I know what you're thinking: 'Girl Slaves Of Morgana Le Fay'? That's got to be the greatest film ever made, right? Wrong. It's almost unbearably boring - but it looks incredible, feels incredible, sounds incredible and has a great concept - it just unfolds at a moonwalking snail's pace. It also features a cast of scantily clad European lovelies doing vaguely erotic stuff like interpretive dance. Oh, and lots and lots of lesbianism. & some bondage. Thinking about it rationally, it almost seems impossible to make all this a soporific experience, but director Bruno Gantillon does just that although, to be fair to him, it was one of his early films and he was very much in the thrall of Jean Rollin, the master of erotic tedium.
|Nymph or Hag? The choice is yours.|
|There's an awful lot of this sort of thing, to be honest.|
The plot is fairly simple: two part time lesbians are driving across France when they stop for a bunk up in an abandoned barn. In the morning, one of the girls is gone. The other girl, desperate to find her friend, follows a creepy dwarf (the character is creepy, not the condition - I'm not Ricky Gervais) and is then magically transported across a lake to a fairy tale castle with a staff of attractive colour co-ordinated good looking young women.
|The Welcoming Committee.|
The owner is the castle is the legendary Morgana Le Fay (half sister / lover of King Arthur and ex pupil of Merlin). Merlin has taught her the secret of immortal life and eternal youth and now she offers the same to our young heroines - in exchange for them becoming part of her sapphic seraglio.

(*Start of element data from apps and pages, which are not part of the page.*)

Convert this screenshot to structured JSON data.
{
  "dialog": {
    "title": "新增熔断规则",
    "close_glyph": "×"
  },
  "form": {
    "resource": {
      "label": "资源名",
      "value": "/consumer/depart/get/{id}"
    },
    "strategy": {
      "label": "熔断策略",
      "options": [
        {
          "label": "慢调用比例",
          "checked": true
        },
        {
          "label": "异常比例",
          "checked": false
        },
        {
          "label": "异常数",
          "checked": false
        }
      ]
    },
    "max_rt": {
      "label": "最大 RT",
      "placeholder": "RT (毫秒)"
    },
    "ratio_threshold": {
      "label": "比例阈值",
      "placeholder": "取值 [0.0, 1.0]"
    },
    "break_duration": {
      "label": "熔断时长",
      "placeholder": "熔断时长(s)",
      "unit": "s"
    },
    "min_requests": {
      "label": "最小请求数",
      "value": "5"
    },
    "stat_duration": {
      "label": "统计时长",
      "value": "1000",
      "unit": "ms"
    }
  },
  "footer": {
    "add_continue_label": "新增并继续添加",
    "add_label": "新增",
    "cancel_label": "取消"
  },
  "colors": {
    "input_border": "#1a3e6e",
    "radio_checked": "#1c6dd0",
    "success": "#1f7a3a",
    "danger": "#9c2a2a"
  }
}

If they refuse, they can be locked in a dungeon and become old and hag like, just like dozens of others who she keeps as prisoners. It seems a fairly easy choice to me, but the girls aren't going to take this ultimatum laying down...
|Morgana does her thang.|
|Gurth the Dwarf.|
'Girl Slaves' is dreamlike in many ways:hypnotically surreal (or, at least, hypnotically unreal) and, because of the lack of urgency, something that may be experienced whilst asleep. It is not the business of Friday Night Film to present perfect cinema, however: we focus instead on the fascinating, unique and, most of all, the misfiring and the flawed and, if nothing else, 'Girl Slaves Of Morgana Le Fay' is certainly that.
Oh, the music, which is particularly intriguing and beautiful throughout, is by the prodigiously gifted but ill-fated French composer, Francois de Roubaix, here using the pseudonym Cisco El Rubio. I wonder why?